Task statement
Copy every line from the records below that holds the word "volume".
Record excerpts section start
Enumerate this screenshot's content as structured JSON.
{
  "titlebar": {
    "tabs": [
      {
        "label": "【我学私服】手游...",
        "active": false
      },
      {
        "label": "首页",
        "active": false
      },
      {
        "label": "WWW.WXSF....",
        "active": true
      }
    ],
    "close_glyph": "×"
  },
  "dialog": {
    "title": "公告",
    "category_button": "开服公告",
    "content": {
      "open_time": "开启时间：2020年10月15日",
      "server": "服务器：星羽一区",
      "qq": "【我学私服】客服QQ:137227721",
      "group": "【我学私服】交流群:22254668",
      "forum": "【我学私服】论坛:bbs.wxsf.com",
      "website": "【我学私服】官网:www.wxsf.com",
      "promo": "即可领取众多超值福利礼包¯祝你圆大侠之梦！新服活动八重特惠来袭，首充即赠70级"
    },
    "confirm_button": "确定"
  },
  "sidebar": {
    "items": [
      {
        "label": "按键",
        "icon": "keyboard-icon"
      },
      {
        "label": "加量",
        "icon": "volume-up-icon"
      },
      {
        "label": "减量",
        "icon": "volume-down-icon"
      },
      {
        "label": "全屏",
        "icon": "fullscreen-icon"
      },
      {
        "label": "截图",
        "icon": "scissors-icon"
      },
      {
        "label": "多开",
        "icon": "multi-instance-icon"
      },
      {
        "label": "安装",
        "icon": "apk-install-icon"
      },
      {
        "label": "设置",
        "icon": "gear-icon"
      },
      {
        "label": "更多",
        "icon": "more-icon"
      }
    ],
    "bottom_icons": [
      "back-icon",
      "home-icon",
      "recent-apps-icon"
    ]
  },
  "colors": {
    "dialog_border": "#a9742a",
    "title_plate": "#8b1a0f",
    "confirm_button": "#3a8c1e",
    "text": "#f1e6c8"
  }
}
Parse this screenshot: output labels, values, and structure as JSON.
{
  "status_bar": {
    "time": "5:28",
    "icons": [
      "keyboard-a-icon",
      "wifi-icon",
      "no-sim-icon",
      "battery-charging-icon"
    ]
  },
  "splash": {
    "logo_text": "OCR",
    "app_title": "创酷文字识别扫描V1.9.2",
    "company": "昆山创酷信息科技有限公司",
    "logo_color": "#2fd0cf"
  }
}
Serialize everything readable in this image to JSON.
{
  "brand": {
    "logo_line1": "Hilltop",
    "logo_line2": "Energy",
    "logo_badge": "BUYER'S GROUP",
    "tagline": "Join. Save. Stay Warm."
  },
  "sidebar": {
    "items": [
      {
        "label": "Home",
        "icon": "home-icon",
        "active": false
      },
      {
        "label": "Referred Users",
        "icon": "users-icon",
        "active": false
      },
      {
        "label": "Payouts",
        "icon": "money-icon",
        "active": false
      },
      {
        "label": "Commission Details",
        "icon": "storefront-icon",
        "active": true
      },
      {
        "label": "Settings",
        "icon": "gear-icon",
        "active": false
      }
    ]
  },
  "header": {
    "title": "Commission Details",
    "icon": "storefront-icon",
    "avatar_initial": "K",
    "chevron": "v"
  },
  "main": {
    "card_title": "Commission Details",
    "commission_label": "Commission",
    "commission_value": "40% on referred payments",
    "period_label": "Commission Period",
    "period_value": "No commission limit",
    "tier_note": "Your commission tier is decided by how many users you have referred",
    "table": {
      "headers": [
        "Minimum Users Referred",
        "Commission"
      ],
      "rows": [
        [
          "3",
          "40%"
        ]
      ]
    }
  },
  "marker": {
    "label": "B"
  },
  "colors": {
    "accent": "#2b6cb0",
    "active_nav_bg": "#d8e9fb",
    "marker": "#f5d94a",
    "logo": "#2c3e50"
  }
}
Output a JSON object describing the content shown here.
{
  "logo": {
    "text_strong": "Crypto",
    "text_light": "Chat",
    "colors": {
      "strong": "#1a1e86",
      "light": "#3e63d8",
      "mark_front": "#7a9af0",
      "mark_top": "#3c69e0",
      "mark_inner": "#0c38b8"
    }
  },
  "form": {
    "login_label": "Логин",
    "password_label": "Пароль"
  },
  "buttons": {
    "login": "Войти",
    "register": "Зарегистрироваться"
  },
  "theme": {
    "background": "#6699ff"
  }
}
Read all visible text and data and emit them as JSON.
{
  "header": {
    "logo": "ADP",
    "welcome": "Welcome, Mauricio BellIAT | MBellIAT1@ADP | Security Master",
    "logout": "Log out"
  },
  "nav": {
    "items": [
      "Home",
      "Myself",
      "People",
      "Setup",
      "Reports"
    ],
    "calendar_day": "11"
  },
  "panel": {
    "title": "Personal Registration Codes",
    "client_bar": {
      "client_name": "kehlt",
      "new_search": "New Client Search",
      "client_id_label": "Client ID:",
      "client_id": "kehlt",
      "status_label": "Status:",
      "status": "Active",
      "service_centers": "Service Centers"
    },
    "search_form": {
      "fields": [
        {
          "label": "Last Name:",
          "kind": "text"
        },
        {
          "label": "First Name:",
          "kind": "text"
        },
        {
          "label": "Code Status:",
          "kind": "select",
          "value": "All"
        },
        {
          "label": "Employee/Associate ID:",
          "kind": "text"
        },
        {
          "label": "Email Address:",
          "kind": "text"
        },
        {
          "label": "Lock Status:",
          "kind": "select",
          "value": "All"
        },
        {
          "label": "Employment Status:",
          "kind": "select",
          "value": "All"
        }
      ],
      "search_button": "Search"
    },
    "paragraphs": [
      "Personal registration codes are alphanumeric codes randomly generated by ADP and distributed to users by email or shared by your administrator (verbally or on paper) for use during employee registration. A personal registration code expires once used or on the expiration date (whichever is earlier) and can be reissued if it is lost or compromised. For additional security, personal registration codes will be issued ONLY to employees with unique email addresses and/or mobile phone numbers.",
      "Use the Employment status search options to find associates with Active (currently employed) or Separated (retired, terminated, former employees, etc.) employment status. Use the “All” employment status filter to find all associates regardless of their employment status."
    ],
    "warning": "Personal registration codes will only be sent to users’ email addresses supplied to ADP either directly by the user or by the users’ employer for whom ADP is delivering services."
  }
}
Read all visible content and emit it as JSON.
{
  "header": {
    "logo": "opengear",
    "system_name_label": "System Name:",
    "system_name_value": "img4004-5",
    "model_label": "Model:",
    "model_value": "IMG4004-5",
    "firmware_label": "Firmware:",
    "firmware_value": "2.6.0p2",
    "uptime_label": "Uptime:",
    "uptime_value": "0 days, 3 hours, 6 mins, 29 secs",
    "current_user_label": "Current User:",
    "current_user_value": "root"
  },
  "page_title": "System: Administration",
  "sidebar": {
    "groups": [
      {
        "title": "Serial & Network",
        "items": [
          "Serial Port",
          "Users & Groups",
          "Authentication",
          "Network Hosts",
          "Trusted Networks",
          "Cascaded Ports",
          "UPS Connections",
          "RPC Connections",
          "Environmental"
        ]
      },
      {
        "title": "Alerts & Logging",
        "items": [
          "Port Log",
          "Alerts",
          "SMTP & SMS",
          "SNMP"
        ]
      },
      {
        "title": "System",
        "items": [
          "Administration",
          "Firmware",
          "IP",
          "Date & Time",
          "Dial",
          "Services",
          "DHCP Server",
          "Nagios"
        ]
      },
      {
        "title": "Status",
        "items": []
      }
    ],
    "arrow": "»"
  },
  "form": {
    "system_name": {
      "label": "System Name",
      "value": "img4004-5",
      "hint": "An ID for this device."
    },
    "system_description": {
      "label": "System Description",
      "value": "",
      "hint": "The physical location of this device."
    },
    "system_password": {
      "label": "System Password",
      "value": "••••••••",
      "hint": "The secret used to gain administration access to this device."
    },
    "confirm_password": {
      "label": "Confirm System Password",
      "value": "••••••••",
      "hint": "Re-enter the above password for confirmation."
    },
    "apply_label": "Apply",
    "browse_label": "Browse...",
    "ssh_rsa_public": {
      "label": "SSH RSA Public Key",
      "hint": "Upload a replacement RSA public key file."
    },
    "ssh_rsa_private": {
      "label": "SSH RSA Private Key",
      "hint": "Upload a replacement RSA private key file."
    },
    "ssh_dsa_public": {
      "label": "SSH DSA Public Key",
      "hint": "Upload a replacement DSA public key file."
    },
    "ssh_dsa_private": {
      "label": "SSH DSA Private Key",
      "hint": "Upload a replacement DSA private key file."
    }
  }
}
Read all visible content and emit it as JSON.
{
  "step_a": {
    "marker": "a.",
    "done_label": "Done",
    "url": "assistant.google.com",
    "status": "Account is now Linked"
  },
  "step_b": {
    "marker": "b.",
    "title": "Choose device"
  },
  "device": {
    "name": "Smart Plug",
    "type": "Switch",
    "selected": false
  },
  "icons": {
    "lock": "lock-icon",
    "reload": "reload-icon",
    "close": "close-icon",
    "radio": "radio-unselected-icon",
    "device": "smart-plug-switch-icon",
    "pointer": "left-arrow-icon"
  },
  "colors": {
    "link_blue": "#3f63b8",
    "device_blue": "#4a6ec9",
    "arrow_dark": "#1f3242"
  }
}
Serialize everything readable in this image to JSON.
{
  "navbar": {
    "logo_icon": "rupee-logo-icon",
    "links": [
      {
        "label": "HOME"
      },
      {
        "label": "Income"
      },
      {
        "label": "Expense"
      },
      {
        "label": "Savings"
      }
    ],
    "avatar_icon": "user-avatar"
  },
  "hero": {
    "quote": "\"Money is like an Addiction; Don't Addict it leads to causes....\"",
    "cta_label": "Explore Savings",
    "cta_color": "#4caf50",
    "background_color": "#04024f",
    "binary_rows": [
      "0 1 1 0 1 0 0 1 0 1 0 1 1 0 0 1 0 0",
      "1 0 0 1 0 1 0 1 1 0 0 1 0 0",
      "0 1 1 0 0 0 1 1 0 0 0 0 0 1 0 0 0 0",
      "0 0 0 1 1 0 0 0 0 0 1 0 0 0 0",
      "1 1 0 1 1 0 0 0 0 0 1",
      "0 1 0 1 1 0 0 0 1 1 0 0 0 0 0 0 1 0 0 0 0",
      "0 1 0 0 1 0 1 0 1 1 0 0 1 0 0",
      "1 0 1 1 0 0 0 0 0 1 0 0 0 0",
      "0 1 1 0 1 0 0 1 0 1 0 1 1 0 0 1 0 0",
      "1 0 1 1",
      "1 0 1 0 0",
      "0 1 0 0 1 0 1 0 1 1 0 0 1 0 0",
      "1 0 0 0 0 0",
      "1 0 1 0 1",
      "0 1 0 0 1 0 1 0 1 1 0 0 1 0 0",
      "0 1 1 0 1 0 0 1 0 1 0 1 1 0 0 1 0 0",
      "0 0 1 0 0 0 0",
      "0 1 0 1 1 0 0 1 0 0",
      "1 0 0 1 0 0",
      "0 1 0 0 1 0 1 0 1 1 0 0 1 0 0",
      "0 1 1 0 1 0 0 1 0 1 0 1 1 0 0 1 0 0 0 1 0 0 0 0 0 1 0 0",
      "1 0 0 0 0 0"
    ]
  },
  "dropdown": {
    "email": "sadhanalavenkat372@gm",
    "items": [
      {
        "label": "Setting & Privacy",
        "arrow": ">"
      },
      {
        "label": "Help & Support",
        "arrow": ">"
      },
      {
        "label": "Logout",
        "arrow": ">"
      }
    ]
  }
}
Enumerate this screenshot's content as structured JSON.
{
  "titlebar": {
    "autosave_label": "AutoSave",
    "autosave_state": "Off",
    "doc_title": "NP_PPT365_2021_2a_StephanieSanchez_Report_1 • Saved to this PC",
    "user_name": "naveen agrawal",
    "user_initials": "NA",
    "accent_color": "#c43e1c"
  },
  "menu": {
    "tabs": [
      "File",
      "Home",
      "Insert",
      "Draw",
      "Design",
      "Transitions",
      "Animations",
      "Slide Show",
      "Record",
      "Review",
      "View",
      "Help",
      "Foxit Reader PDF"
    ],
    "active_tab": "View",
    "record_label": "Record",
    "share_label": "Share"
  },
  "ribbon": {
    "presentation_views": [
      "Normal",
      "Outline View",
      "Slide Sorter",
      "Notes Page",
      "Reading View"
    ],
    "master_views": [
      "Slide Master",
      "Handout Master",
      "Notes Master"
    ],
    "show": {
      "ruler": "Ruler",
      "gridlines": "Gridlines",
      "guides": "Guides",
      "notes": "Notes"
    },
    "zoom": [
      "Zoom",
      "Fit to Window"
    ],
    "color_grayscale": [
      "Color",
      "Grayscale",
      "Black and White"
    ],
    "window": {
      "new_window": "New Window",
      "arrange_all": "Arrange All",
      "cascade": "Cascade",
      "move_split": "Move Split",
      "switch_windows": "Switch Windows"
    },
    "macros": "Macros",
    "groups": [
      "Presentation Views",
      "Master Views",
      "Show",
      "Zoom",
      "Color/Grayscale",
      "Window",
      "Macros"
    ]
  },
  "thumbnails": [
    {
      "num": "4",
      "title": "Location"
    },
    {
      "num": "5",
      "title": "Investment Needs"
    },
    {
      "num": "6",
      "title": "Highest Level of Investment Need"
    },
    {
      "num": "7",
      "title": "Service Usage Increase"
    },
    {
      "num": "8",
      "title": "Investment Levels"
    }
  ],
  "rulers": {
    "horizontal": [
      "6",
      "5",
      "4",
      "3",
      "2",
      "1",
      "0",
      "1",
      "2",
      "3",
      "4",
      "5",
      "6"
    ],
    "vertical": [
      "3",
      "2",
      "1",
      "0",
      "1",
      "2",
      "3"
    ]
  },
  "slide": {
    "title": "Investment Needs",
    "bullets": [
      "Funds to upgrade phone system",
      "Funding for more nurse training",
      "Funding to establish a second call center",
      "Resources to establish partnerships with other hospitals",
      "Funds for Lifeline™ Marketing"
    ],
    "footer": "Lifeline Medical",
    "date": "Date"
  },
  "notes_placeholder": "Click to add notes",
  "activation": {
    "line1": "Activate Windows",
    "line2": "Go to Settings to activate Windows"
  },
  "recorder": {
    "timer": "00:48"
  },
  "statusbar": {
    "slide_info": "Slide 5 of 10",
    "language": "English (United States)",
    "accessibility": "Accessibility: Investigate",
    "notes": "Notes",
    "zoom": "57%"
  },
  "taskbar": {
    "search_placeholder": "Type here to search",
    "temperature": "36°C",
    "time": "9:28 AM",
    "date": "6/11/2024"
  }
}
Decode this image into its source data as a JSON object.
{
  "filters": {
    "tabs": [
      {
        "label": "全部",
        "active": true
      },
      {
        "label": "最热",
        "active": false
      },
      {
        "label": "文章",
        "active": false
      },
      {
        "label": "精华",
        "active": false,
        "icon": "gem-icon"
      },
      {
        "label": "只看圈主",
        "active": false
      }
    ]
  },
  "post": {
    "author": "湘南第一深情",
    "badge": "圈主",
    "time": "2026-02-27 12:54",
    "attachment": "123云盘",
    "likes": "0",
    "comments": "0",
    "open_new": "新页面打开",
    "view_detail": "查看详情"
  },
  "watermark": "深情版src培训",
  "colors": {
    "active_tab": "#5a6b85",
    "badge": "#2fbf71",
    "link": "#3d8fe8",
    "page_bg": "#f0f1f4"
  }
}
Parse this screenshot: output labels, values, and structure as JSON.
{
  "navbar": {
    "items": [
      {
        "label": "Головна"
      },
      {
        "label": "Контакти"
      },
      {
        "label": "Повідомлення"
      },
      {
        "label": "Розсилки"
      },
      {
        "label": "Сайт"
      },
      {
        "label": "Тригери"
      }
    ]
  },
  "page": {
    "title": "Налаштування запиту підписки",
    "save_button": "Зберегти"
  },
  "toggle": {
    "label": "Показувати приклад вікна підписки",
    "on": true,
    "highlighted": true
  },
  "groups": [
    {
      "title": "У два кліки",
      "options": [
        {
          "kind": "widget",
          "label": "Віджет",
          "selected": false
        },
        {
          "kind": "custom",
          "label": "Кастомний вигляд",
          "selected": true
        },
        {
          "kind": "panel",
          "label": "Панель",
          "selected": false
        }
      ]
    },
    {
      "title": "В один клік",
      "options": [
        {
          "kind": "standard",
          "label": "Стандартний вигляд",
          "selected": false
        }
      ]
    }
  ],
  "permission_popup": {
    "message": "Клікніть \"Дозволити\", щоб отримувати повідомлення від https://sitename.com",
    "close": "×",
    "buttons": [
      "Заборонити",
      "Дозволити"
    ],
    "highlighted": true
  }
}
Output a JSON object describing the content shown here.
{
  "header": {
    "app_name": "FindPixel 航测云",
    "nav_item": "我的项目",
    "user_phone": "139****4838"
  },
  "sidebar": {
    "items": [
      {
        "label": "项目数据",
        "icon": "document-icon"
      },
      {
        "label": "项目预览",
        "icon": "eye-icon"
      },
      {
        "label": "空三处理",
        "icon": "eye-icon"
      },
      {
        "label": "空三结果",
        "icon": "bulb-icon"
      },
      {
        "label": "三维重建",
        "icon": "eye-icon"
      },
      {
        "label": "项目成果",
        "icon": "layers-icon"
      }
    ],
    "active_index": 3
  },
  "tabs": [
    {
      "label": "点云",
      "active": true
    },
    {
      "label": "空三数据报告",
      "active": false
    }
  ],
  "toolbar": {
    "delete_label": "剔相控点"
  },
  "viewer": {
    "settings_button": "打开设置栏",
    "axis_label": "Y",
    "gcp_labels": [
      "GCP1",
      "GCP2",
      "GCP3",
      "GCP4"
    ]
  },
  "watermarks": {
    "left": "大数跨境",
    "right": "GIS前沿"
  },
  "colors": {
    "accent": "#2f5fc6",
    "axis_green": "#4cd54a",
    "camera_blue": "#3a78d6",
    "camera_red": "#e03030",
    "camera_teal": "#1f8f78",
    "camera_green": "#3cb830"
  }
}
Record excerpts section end
Exercise answer
        "icon": "volume-up-icon"
        "icon": "volume-down-icon"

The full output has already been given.